TASK DESCRIPTION
You are to retype all of the data exactly as it appears.

WORKING DATA
━━━━━━━━━━━━━━━━━━━━

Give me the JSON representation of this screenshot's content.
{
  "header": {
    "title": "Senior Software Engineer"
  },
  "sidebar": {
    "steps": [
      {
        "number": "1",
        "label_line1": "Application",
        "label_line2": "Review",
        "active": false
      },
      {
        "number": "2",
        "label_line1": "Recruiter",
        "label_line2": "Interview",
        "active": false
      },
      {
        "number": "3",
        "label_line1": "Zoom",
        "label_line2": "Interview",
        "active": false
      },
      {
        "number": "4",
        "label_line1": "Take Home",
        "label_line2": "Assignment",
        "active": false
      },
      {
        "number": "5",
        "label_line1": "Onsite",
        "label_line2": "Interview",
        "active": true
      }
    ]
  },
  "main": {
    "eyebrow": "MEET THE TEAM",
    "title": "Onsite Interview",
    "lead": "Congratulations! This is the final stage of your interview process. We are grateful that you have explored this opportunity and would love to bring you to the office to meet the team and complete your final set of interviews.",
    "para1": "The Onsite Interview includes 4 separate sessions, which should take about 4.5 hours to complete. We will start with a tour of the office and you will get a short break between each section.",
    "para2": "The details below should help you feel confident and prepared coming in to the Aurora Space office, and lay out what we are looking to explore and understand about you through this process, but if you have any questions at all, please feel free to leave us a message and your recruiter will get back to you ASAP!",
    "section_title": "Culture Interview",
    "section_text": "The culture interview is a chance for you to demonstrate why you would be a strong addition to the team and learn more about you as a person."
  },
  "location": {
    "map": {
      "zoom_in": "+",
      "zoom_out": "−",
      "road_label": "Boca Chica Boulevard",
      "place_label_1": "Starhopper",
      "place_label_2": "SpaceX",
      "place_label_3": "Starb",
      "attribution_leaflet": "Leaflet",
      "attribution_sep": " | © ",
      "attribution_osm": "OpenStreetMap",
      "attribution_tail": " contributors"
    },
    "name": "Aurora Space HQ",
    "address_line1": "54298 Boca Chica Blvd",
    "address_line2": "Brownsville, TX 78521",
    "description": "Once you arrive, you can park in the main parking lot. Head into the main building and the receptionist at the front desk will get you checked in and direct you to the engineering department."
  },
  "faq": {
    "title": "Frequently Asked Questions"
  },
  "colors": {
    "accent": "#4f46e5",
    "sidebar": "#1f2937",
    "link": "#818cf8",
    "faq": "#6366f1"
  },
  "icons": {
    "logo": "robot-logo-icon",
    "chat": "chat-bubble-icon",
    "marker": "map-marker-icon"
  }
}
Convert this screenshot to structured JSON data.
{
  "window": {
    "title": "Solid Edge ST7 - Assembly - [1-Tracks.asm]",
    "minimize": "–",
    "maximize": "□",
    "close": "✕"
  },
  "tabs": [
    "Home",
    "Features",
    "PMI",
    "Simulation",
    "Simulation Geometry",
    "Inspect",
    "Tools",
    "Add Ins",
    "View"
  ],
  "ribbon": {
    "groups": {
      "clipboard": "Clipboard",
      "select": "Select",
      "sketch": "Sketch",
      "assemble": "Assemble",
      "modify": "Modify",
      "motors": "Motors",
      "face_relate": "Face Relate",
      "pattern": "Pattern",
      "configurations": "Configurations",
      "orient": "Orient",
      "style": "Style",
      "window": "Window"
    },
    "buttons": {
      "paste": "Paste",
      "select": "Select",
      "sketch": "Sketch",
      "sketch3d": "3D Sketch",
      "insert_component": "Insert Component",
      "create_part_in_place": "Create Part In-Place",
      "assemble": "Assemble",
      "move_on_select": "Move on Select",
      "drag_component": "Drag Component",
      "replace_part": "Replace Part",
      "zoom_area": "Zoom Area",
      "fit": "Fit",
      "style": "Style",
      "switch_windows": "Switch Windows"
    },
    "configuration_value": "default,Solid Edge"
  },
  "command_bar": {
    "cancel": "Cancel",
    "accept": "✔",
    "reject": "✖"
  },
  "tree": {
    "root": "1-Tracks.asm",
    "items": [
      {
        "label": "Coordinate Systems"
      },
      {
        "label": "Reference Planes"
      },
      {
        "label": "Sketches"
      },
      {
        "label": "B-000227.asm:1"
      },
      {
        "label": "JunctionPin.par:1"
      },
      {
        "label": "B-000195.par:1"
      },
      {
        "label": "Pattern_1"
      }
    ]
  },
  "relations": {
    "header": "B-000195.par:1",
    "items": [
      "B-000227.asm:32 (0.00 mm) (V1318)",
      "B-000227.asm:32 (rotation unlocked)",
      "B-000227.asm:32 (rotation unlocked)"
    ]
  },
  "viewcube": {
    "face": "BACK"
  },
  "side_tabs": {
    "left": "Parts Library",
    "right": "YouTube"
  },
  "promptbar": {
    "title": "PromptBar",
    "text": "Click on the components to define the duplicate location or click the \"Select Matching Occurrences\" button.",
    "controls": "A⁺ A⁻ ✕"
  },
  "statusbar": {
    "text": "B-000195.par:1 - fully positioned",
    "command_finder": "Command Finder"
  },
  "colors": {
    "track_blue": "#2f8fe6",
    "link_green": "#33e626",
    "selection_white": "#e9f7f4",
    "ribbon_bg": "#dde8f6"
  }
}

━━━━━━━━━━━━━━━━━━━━

COMPLETED TASK
Give me the JSON representation of this screenshot's content.
{
  "header": {
    "title": "Senior Software Engineer"
  },
  "sidebar": {
    "steps": [
      {
        "number": "1",
        "label_line1": "Application",
        "label_line2": "Review",
        "active": false
      },
      {
        "number": "2",
        "label_line1": "Recruiter",
        "label_line2": "Interview",
        "active": false
      },
      {
        "number": "3",
        "label_line1": "Zoom",
        "label_line2": "Interview",
        "active": false
      },
      {
        "number": "4",
        "label_line1": "Take Home",
        "label_line2": "Assignment",
        "active": false
      },
      {
        "number": "5",
        "label_line1": "Onsite",
        "label_line2": "Interview",
        "active": true
      }
    ]
  },
  "main": {
    "eyebrow": "MEET THE TEAM",
    "title": "Onsite Interview",
    "lead": "Congratulations! This is the final stage of your interview process. We are grateful that you have explored this opportunity and would love to bring you to the office to meet the team and complete your final set of interviews.",
    "para1": "The Onsite Interview includes 4 separate sessions, which should take about 4.5 hours to complete. We will start with a tour of the office and you will get a short break between each section.",
    "para2": "The details below should help you feel confident and prepared coming in to the Aurora Space office, and lay out what we are looking to explore and understand about you through this process, but if you have any questions at all, please feel free to leave us a message and your recruiter will get back to you ASAP!",
    "section_title": "Culture Interview",
    "section_text": "The culture interview is a chance for you to demonstrate why you would be a strong addition to the team and learn more about you as a person."
  },
  "location": {
    "map": {
      "zoom_in": "+",
      "zoom_out": "−",
      "road_label": "Boca Chica Boulevard",
      "place_label_1": "Starhopper",
      "place_label_2": "SpaceX",
      "place_label_3": "Starb",
      "attribution_leaflet": "Leaflet",
      "attribution_sep": " | © ",
      "attribution_osm": "OpenStreetMap",
      "attribution_tail": " contributors"
    },
    "name": "Aurora Space HQ",
    "address_line1": "54298 Boca Chica Blvd",
    "address_line2": "Brownsville, TX 78521",
    "description": "Once you arrive, you can park in the main parking lot. Head into the main building and the receptionist at the front desk will get you checked in and direct you to the engineering department."
  },
  "faq": {
    "title": "Frequently Asked Questions"
  },
  "colors": {
    "accent": "#4f46e5",
    "sidebar": "#1f2937",
    "link": "#818cf8",
    "faq": "#6366f1"
  },
  "icons": {
    "logo": "robot-logo-icon",
    "chat": "chat-bubble-icon",
    "marker": "map-marker-icon"
  }
}
Convert this screenshot to structured JSON data.
{
  "window": {
    "title": "Solid Edge ST7 - Assembly - [1-Tracks.asm]",
    "minimize": "–",
    "maximize": "□",
    "close": "✕"
  },
  "tabs": [
    "Home",
    "Features",
    "PMI",
    "Simulation",
    "Simulation Geometry",
    "Inspect",
    "Tools",
    "Add Ins",
    "View"
  ],
  "ribbon": {
    "groups": {
      "clipboard": "Clipboard",
      "select": "Select",
      "sketch": "Sketch",
      "assemble": "Assemble",
      "modify": "Modify",
      "motors": "Motors",
      "face_relate": "Face Relate",
      "pattern": "Pattern",
      "configurations": "Configurations",
      "orient": "Orient",
      "style": "Style",
      "window": "Window"
    },
    "buttons": {
      "paste": "Paste",
      "select": "Select",
      "sketch": "Sketch",
      "sketch3d": "3D Sketch",
      "insert_component": "Insert Component",
      "create_part_in_place": "Create Part In-Place",
      "assemble": "Assemble",
      "move_on_select": "Move on Select",
      "drag_component": "Drag Component",
      "replace_part": "Replace Part",
      "zoom_area": "Zoom Area",
      "fit": "Fit",
      "style": "Style",
      "switch_windows": "Switch Windows"
    },
    "configuration_value": "default,Solid Edge"
  },
  "command_bar": {
    "cancel": "Cancel",
    "accept": "✔",
    "reject": "✖"
  },
  "tree": {
    "root": "1-Tracks.asm",
    "items": [
      {
        "label": "Coordinate Systems"
      },
      {
        "label": "Reference Planes"
      },
      {
        "label": "Sketches"
      },
      {
        "label": "B-000227.asm:1"
      },
      {
        "label": "JunctionPin.par:1"
      },
      {
        "label": "B-000195.par:1"
      },
      {
        "label": "Pattern_1"
      }
    ]
  },
  "relations": {
    "header": "B-000195.par:1",
    "items": [
      "B-000227.asm:32 (0.00 mm) (V1318)",
      "B-000227.asm:32 (rotation unlocked)",
      "B-000227.asm:32 (rotation unlocked)"
    ]
  },
  "viewcube": {
    "face": "BACK"
  },
  "side_tabs": {
    "left": "Parts Library",
    "right": "YouTube"
  },
  "promptbar": {
    "title": "PromptBar",
    "text": "Click on the components to define the duplicate location or click the \"Select Matching Occurrences\" button.",
    "controls": "A⁺ A⁻ ✕"
  },
  "statusbar": {
    "text": "B-000195.par:1 - fully positioned",
    "command_finder": "Command Finder"
  },
  "colors": {
    "track_blue": "#2f8fe6",
    "link_green": "#33e626",
    "selection_white": "#e9f7f4",
    "ribbon_bg": "#dde8f6"
  }
}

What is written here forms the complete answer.